### Your instructions
Locate every line in the records below that holds the word "this" and return each one.
###
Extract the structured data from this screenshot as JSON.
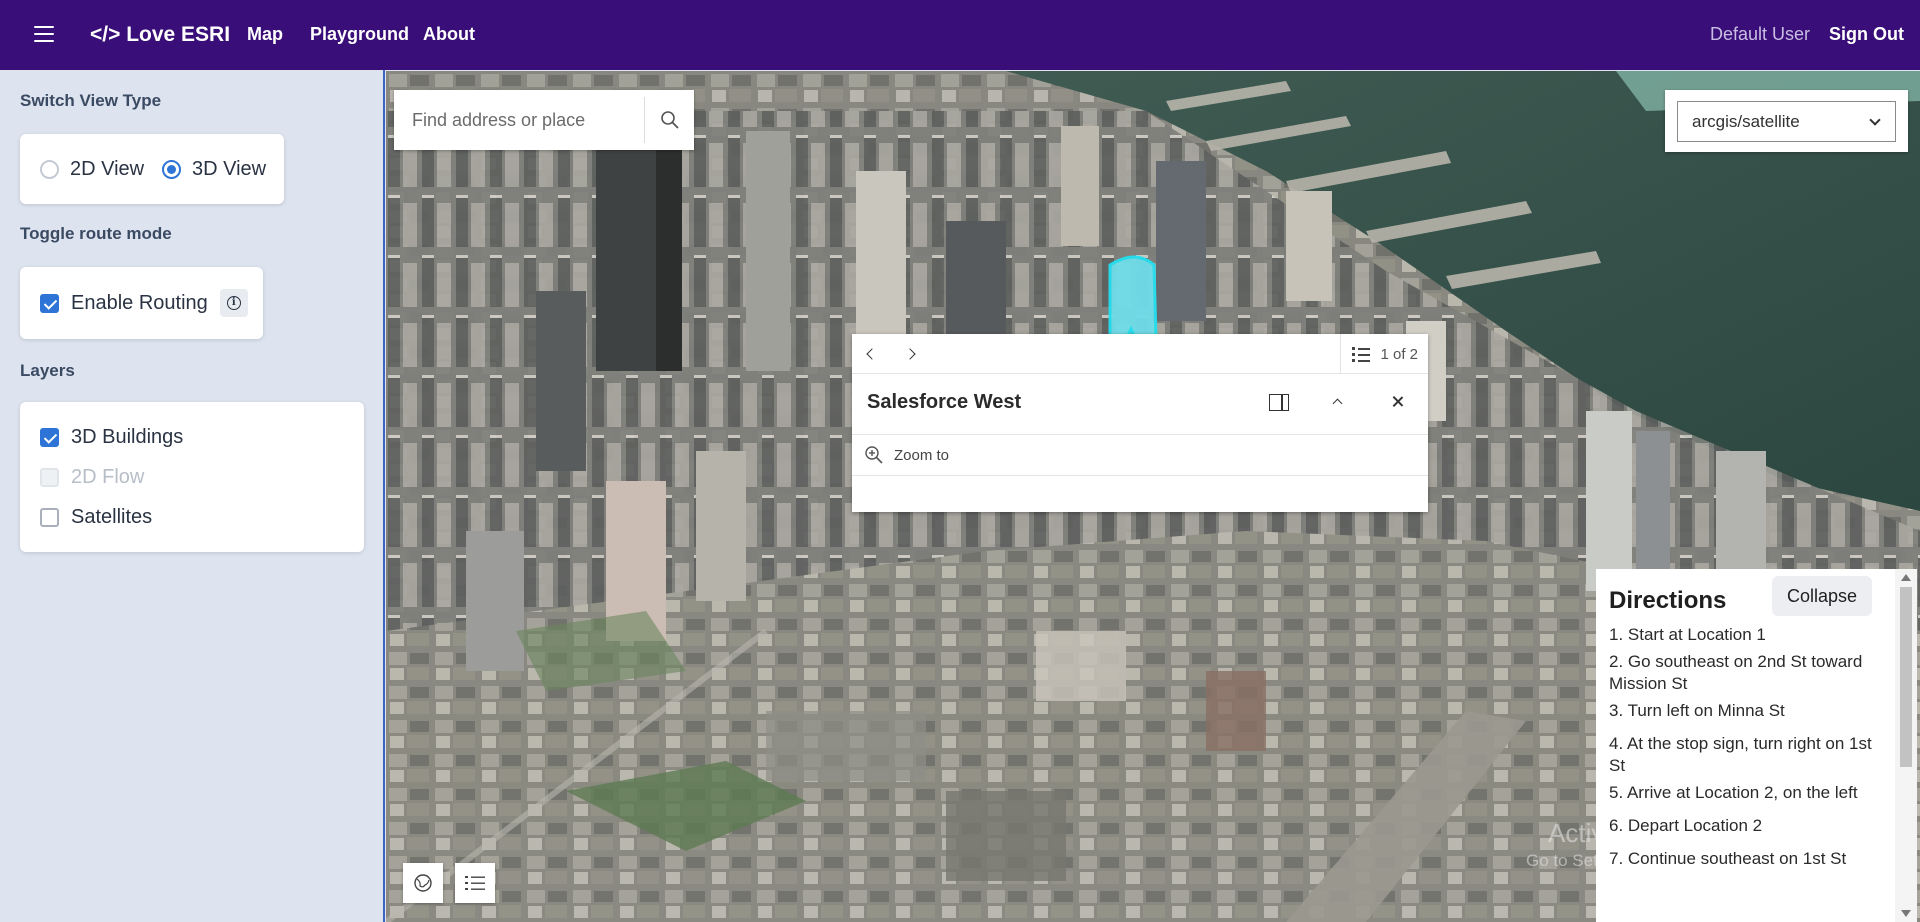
{
  "header": {
    "menu_icon": "hamburger-menu-icon",
    "brand": "</> Love ESRI",
    "nav": [
      "Map",
      "Playground",
      "About"
    ],
    "user": "Default User",
    "sign_out": "Sign Out",
    "background_color": "#3a0e78"
  },
  "sidebar": {
    "view_section": {
      "title": "Switch View Type",
      "options": [
        {
          "label": "2D View",
          "selected": false
        },
        {
          "label": "3D View",
          "selected": true
        }
      ]
    },
    "route_section": {
      "title": "Toggle route mode",
      "toggle": {
        "label": "Enable Routing",
        "checked": true
      },
      "info_icon": "info-icon"
    },
    "layers_section": {
      "title": "Layers",
      "items": [
        {
          "label": "3D Buildings",
          "checked": true,
          "disabled": false
        },
        {
          "label": "2D Flow",
          "checked": false,
          "disabled": true
        },
        {
          "label": "Satellites",
          "checked": false,
          "disabled": false
        }
      ]
    }
  },
  "map": {
    "search": {
      "placeholder": "Find address or place",
      "icon": "search-icon"
    },
    "basemap": {
      "selected": "arcgis/satellite"
    },
    "popup": {
      "counter": "1 of 2",
      "title": "Salesforce West",
      "action": "Zoom to",
      "icons": [
        "chevron-left-icon",
        "chevron-right-icon",
        "list-icon",
        "dock-icon",
        "collapse-icon",
        "close-icon",
        "zoom-to-icon"
      ]
    },
    "directions": {
      "title": "Directions",
      "collapse_label": "Collapse",
      "steps": [
        "1. Start at Location 1",
        "2. Go southeast on 2nd St toward Mission St",
        "3. Turn left on Minna St",
        "4. At the stop sign, turn right on 1st St",
        "5. Arrive at Location 2, on the left",
        "6. Depart Location 2",
        "7. Continue southeast on 1st St"
      ]
    },
    "bottom_buttons": [
      "basemap-gallery-icon",
      "layer-list-icon"
    ],
    "watermark": {
      "line1": "Activate Windows",
      "line2": "Go to Settings to activate Windows."
    }
  }
}
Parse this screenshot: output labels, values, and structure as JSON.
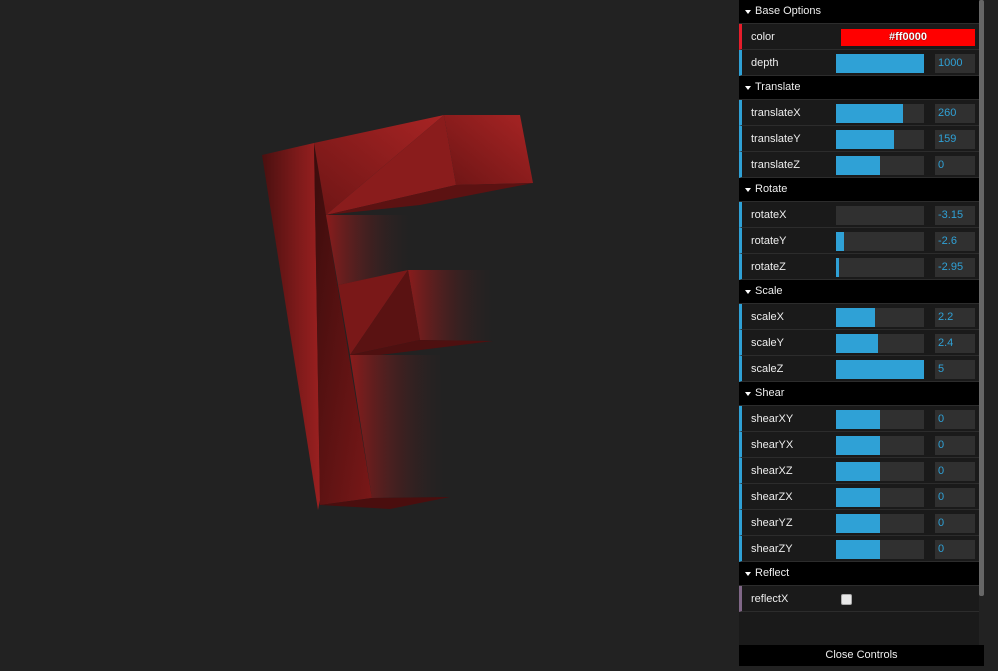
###
### Answer box
Extract the structured data from this screenshot as JSON.
Parse this screenshot: output labels, values, and structure as JSON.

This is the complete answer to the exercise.